Assigned task: For this exercise, reproduce each entry below exactly, excluding pictures.

Excerpted records:
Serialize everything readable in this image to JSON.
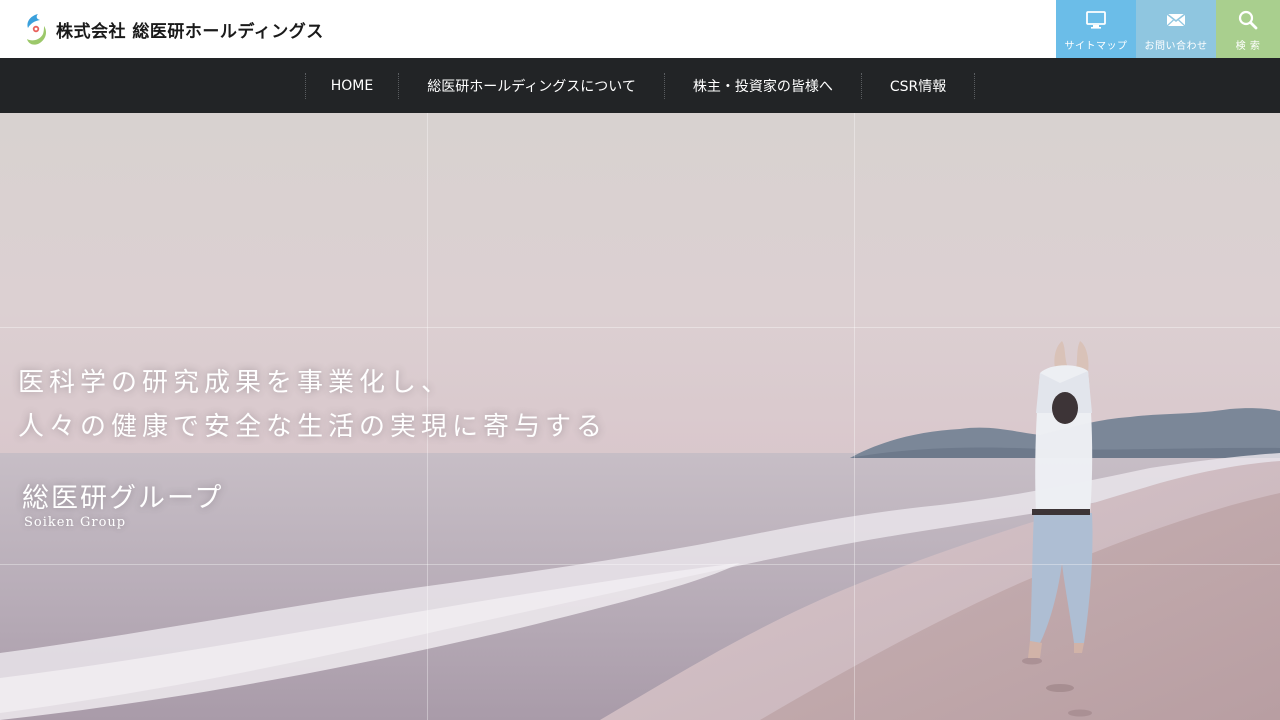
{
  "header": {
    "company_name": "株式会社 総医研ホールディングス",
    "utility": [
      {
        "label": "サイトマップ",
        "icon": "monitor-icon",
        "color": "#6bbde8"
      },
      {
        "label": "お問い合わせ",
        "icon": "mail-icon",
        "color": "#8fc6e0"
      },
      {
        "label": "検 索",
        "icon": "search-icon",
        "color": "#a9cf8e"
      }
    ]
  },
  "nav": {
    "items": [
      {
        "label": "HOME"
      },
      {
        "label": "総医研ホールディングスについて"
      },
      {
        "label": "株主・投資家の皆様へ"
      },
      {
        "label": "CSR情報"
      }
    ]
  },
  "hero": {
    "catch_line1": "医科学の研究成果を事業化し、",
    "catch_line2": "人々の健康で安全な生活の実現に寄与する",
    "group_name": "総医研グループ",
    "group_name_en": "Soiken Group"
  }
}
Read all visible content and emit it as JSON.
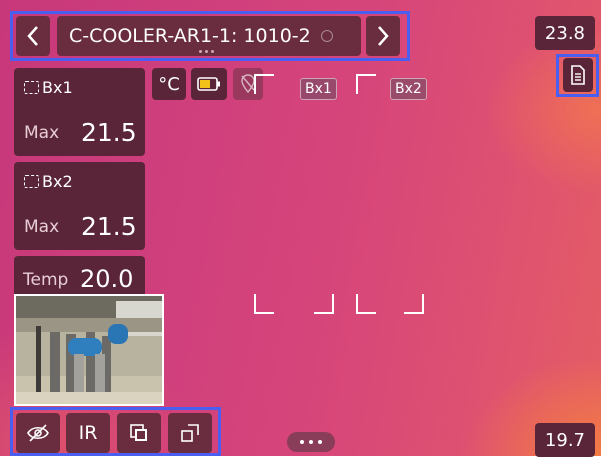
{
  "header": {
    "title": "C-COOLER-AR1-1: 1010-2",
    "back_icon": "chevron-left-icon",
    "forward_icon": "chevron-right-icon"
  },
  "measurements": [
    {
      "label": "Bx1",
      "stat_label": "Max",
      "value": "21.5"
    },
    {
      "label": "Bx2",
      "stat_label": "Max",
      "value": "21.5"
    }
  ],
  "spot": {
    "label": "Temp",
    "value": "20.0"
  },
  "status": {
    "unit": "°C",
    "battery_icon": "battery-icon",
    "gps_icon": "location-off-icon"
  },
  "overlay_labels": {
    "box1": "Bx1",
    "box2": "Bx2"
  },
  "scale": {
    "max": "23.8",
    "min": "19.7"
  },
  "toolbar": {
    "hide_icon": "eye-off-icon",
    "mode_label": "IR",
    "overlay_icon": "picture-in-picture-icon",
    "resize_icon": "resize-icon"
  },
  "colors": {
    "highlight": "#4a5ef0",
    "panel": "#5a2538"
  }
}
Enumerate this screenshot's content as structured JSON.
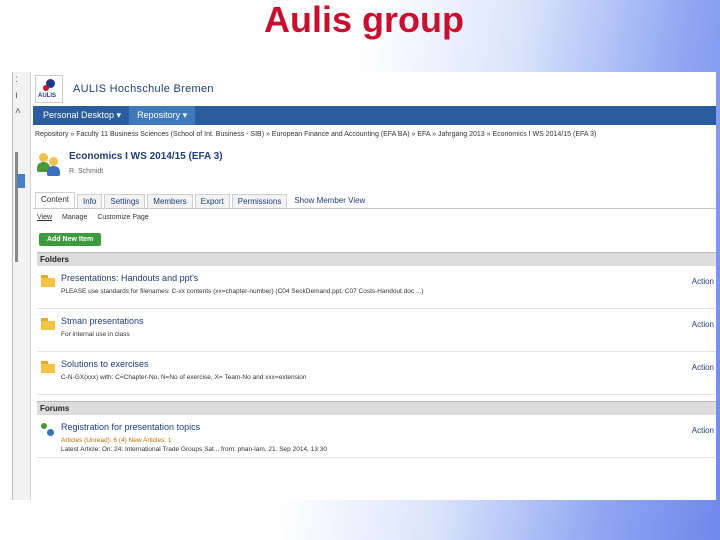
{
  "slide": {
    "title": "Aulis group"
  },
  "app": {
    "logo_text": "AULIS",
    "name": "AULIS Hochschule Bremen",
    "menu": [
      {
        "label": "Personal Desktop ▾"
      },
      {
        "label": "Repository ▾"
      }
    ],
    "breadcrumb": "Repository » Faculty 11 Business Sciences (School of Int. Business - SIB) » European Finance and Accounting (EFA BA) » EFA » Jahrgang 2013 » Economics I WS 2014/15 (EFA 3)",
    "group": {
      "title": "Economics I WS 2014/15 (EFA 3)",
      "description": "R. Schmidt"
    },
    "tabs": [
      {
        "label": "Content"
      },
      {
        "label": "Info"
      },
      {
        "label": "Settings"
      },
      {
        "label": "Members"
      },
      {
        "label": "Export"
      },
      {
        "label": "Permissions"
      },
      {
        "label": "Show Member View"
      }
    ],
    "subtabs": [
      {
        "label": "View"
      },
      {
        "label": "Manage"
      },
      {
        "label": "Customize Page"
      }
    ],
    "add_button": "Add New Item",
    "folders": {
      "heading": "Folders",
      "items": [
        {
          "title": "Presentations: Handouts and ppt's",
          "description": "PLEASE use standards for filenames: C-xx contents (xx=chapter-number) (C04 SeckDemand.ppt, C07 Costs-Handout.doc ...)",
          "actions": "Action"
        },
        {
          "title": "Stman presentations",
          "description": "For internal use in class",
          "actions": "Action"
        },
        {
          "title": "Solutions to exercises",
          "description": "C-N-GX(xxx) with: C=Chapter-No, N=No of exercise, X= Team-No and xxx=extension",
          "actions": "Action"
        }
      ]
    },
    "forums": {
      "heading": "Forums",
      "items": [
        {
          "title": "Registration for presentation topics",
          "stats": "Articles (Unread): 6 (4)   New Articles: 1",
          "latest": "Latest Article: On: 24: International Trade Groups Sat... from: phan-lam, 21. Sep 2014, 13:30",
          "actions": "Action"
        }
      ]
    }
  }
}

Response:
Serialize everything readable in this image to JSON.
{
  "header": {
    "company_name": "株式会社 総医研ホールディングス",
    "utility": [
      {
        "label": "サイトマップ",
        "icon": "monitor-icon",
        "color": "#6bbde8"
      },
      {
        "label": "お問い合わせ",
        "icon": "mail-icon",
        "color": "#8fc6e0"
      },
      {
        "label": "検 索",
        "icon": "search-icon",
        "color": "#a9cf8e"
      }
    ]
  },
  "nav": {
    "items": [
      {
        "label": "HOME"
      },
      {
        "label": "総医研ホールディングスについて"
      },
      {
        "label": "株主・投資家の皆様へ"
      },
      {
        "label": "CSR情報"
      }
    ]
  },
  "hero": {
    "catch_line1": "医科学の研究成果を事業化し、",
    "catch_line2": "人々の健康で安全な生活の実現に寄与する",
    "group_name": "総医研グループ",
    "group_name_en": "Soiken Group"
  }
}
Read all visible content and emit it as JSON.
{
  "header": {
    "title": "C-COOLER-AR1-1: 1010-2",
    "back_icon": "chevron-left-icon",
    "forward_icon": "chevron-right-icon"
  },
  "measurements": [
    {
      "label": "Bx1",
      "stat_label": "Max",
      "value": "21.5"
    },
    {
      "label": "Bx2",
      "stat_label": "Max",
      "value": "21.5"
    }
  ],
  "spot": {
    "label": "Temp",
    "value": "20.0"
  },
  "status": {
    "unit": "°C",
    "battery_icon": "battery-icon",
    "gps_icon": "location-off-icon"
  },
  "overlay_labels": {
    "box1": "Bx1",
    "box2": "Bx2"
  },
  "scale": {
    "max": "23.8",
    "min": "19.7"
  },
  "toolbar": {
    "hide_icon": "eye-off-icon",
    "mode_label": "IR",
    "overlay_icon": "picture-in-picture-icon",
    "resize_icon": "resize-icon"
  },
  "colors": {
    "highlight": "#4a5ef0",
    "panel": "#5a2538"
  }
}
Enumerate this screenshot's content as structured JSON.
{
  "slide": {
    "title": "Aulis group"
  },
  "app": {
    "logo_text": "AULIS",
    "name": "AULIS Hochschule Bremen",
    "menu": [
      {
        "label": "Personal Desktop ▾"
      },
      {
        "label": "Repository ▾"
      }
    ],
    "breadcrumb": "Repository » Faculty 11 Business Sciences (School of Int. Business - SIB) » European Finance and Accounting (EFA BA) » EFA » Jahrgang 2013 » Economics I WS 2014/15 (EFA 3)",
    "group": {
      "title": "Economics I WS 2014/15 (EFA 3)",
      "description": "R. Schmidt"
    },
    "tabs": [
      {
        "label": "Content"
      },
      {
        "label": "Info"
      },
      {
        "label": "Settings"
      },
      {
        "label": "Members"
      },
      {
        "label": "Export"
      },
      {
        "label": "Permissions"
      },
      {
        "label": "Show Member View"
      }
    ],
    "subtabs": [
      {
        "label": "View"
      },
      {
        "label": "Manage"
      },
      {
        "label": "Customize Page"
      }
    ],
    "add_button": "Add New Item",
    "folders": {
      "heading": "Folders",
      "items": [
        {
          "title": "Presentations: Handouts and ppt's",
          "description": "PLEASE use standards for filenames: C-xx contents (xx=chapter-number) (C04 SeckDemand.ppt, C07 Costs-Handout.doc ...)",
          "actions": "Action"
        },
        {
          "title": "Stman presentations",
          "description": "For internal use in class",
          "actions": "Action"
        },
        {
          "title": "Solutions to exercises",
          "description": "C-N-GX(xxx) with: C=Chapter-No, N=No of exercise, X= Team-No and xxx=extension",
          "actions": "Action"
        }
      ]
    },
    "forums": {
      "heading": "Forums",
      "items": [
        {
          "title": "Registration for presentation topics",
          "stats": "Articles (Unread): 6 (4)   New Articles: 1",
          "latest": "Latest Article: On: 24: International Trade Groups Sat... from: phan-lam, 21. Sep 2014, 13:30",
          "actions": "Action"
        }
      ]
    }
  }
}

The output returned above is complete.